BRUSSELS: The EU is working towards fresh sanctions on Iran after collecting "sufficient evidence" it is supplying Russia with deadly drones for use in Ukraine, a spokeswoman said on Wednesday.
"Now that we have gathered our own sufficient evidence work is ongoing in the (European) Council in view of a clear, swift and firm EU response," said Nabila Massrali, spokeswoman for EU foreign policy chief Josep Borrell.
EU diplomats told AFP there was work under way on Wednesday to draw up a list of Iranian individuals and entities linked to the drones who would be added to the bloc's sanctions blacklist.
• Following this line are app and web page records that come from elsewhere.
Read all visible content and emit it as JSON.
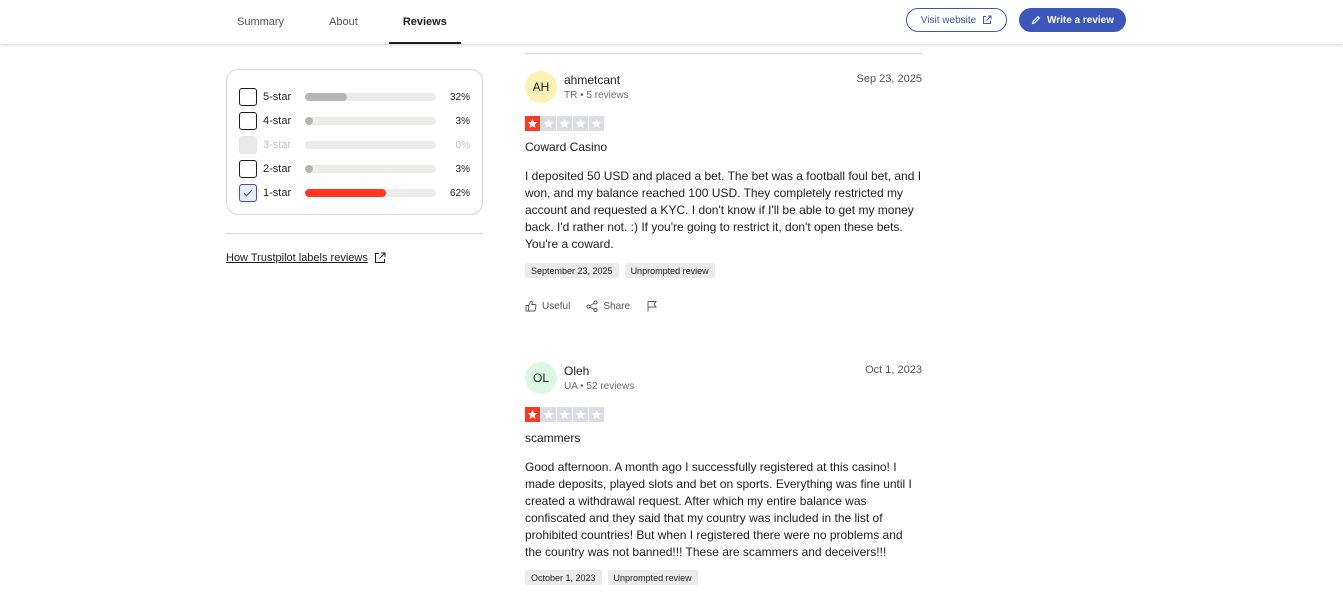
{
  "tabs": [
    {
      "label": "Summary",
      "active": false
    },
    {
      "label": "About",
      "active": false
    },
    {
      "label": "Reviews",
      "active": true
    }
  ],
  "header": {
    "visit_label": "Visit website",
    "write_label": "Write a review",
    "accent_color": "#3c57bc"
  },
  "filter": {
    "rows": [
      {
        "label": "5-star",
        "percent_text": "32%",
        "percent": 32,
        "color": "#b5b5b1",
        "state": "unchecked"
      },
      {
        "label": "4-star",
        "percent_text": "3%",
        "percent": 3,
        "color": "#b5b5b1",
        "state": "unchecked"
      },
      {
        "label": "3-star",
        "percent_text": "0%",
        "percent": 0,
        "color": "#e0e0dc",
        "state": "disabled"
      },
      {
        "label": "2-star",
        "percent_text": "3%",
        "percent": 3,
        "color": "#b5b5b1",
        "state": "unchecked"
      },
      {
        "label": "1-star",
        "percent_text": "62%",
        "percent": 62,
        "color": "#ff3722",
        "state": "checked"
      }
    ]
  },
  "labels_link": "How Trustpilot labels reviews",
  "reviews": [
    {
      "initials": "AH",
      "avatar_color": "#fdf1b6",
      "name": "ahmetcant",
      "meta": "TR • 5 reviews",
      "date": "Sep 23, 2025",
      "rating": 1,
      "title": "Coward Casino",
      "body": "I deposited 50 USD and placed a bet. The bet was a football foul bet, and I won, and my balance reached 100 USD. They completely restricted my account and requested a KYC. I don't know if I'll be able to get my money back. I'd rather not. :) If you're going to restrict it, don't open these bets. You're a coward.",
      "experience_date": "September 23, 2025",
      "tag": "Unprompted review",
      "useful_label": "Useful",
      "share_label": "Share"
    },
    {
      "initials": "OL",
      "avatar_color": "#dcf8e4",
      "name": "Oleh",
      "meta": "UA • 52 reviews",
      "date": "Oct 1, 2023",
      "rating": 1,
      "title": "scammers",
      "body": "Good afternoon. A month ago I successfully registered at this casino! I made deposits, played slots and bet on sports. Everything was fine until I created a withdrawal request. After which my entire balance was confiscated and they said that my country was included in the list of prohibited countries! But when I registered there were no problems and the country was not banned!!! These are scammers and deceivers!!!",
      "experience_date": "October 1, 2023",
      "tag": "Unprompted review"
    }
  ]
}
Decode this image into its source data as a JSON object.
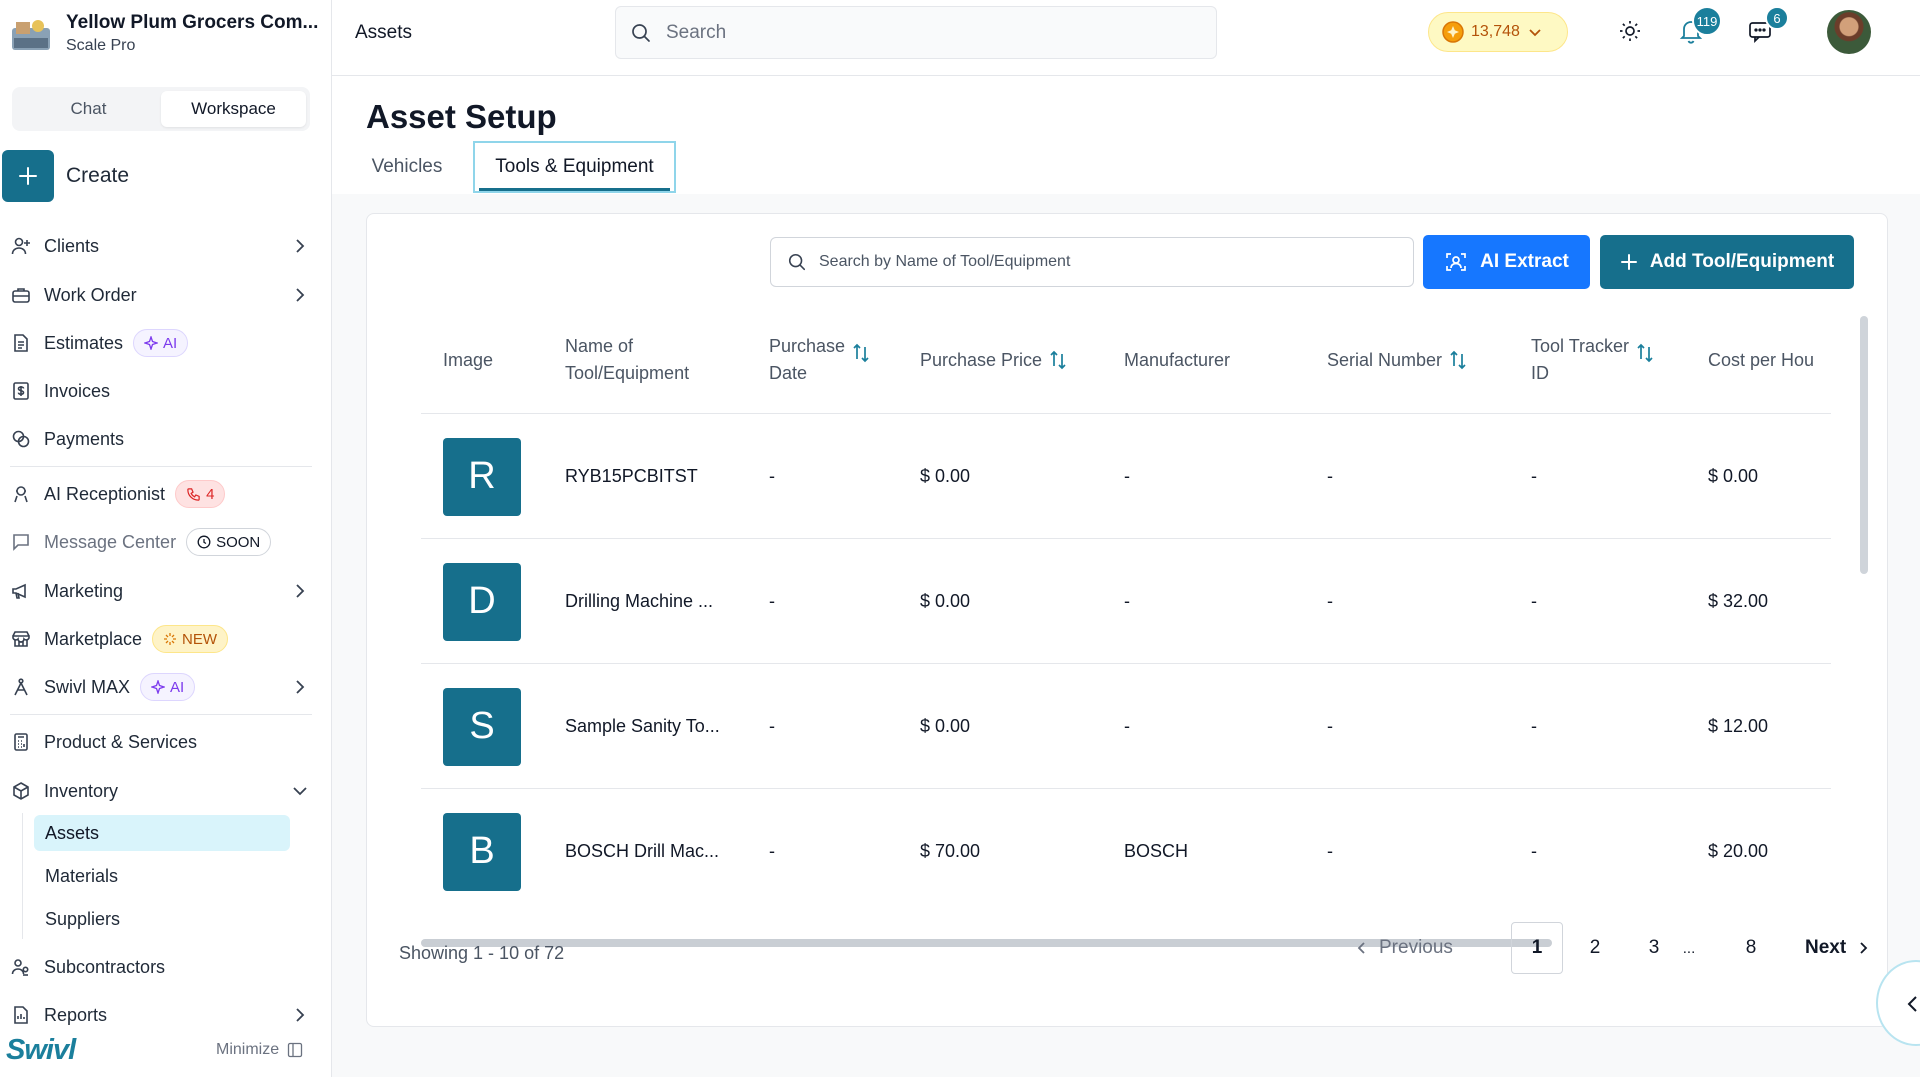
{
  "org": {
    "name": "Yellow Plum Grocers Com...",
    "plan": "Scale Pro"
  },
  "mode": {
    "chat": "Chat",
    "workspace": "Workspace"
  },
  "create_label": "Create",
  "nav": {
    "clients": "Clients",
    "work_order": "Work Order",
    "estimates": "Estimates",
    "estimates_badge": "AI",
    "invoices": "Invoices",
    "payments": "Payments",
    "ai_receptionist": "AI Receptionist",
    "ai_receptionist_badge": "4",
    "message_center": "Message Center",
    "message_center_badge": "SOON",
    "marketing": "Marketing",
    "marketplace": "Marketplace",
    "marketplace_badge": "NEW",
    "swivl_max": "Swivl MAX",
    "swivl_max_badge": "AI",
    "product_services": "Product & Services",
    "inventory": "Inventory",
    "inventory_sub": [
      "Assets",
      "Materials",
      "Suppliers"
    ],
    "subcontractors": "Subcontractors",
    "reports": "Reports"
  },
  "brand": "Swivl",
  "minimize": "Minimize",
  "topbar": {
    "breadcrumb": "Assets",
    "search_placeholder": "Search",
    "coins": "13,748",
    "notifications": "119",
    "messages": "6"
  },
  "page": {
    "title": "Asset Setup",
    "tabs": [
      "Vehicles",
      "Tools & Equipment"
    ],
    "active_tab": "Tools & Equipment"
  },
  "toolbar": {
    "search_placeholder": "Search by Name of Tool/Equipment",
    "ai_extract": "AI Extract",
    "add": "Add Tool/Equipment"
  },
  "table": {
    "headers": [
      "Image",
      "Name of\nTool/Equipment",
      "Purchase\nDate",
      "Purchase Price",
      "Manufacturer",
      "Serial Number",
      "Tool Tracker\nID",
      "Cost per Hour"
    ],
    "header_display": [
      "Image",
      "Name of",
      "Tool/Equipment",
      "Purchase",
      "Date",
      "Purchase Price",
      "Manufacturer",
      "Serial Number",
      "Tool Tracker",
      "ID",
      "Cost per Hou"
    ],
    "rows": [
      {
        "initial": "R",
        "name": "RYB15PCBITST",
        "date": "-",
        "price": "$ 0.00",
        "manufacturer": "-",
        "serial": "-",
        "tracker": "-",
        "cost": "$ 0.00"
      },
      {
        "initial": "D",
        "name": "Drilling Machine ...",
        "date": "-",
        "price": "$ 0.00",
        "manufacturer": "-",
        "serial": "-",
        "tracker": "-",
        "cost": "$ 32.00"
      },
      {
        "initial": "S",
        "name": "Sample Sanity To...",
        "date": "-",
        "price": "$ 0.00",
        "manufacturer": "-",
        "serial": "-",
        "tracker": "-",
        "cost": "$ 12.00"
      },
      {
        "initial": "B",
        "name": "BOSCH Drill Mac...",
        "date": "-",
        "price": "$ 70.00",
        "manufacturer": "BOSCH",
        "serial": "-",
        "tracker": "-",
        "cost": "$ 20.00"
      }
    ]
  },
  "pagination": {
    "showing": "Showing 1 - 10 of 72",
    "previous": "Previous",
    "next": "Next",
    "pages": [
      "1",
      "2",
      "3",
      "...",
      "8"
    ],
    "current": "1"
  },
  "colors": {
    "brand": "#166f8c",
    "ai_button": "#1677ff",
    "active_nav": "#d9f4fb"
  }
}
One diplomat said it was expected that the list would be finalised in time for a meeting of European leaders starting late Thursday.
The EU on Monday imposed its last round of sanctions on Iran over the death of Mahsa Amini, a 22-year-old who was grabbed by the country's "morality police", and the regime's subsequent repression of protests that triggered.
Those sanctions targeted the "morality police" and other security forces, as well as the country's telecommunications minister Issa Zarepour, held responsible for internet blackouts in Iran.
Ukraine has for weeks been accusing Iran of supplying Russia with Shahed-136 drones -- unmanned aircraft equipped with a warhead -- for attacks, and urged EU sanctions.
Borrell on Monday, after an EU foreign ministers' meeting focused on the war in Ukraine, said evidence was still being gathered on the alleged Russian use of Iranian drones.
He noted that Iran has denied supplying the drones to Russia. If proven, such transfers could violate a UN resolution prohibiting Iran from exporting certain weapons.
Russia, too, has issued a denial. The Kremlin on Tuesday said it had "no information" of its forces using Iranian drones and said only "Russian tech is used".
The hardening EU stance towards Tehran appeared to bury deeper hopes of reviving a 2015 Iran nuclear deal, which has been eroded since then-president Donald Trump withdrew US support in 2018.
Borrell has over the past year and half been in charge of coordinating efforts, so far unsuccessfully, to bring the US and Iran back into full compliance with the accord, which aims to curb Iran's nuclear programme.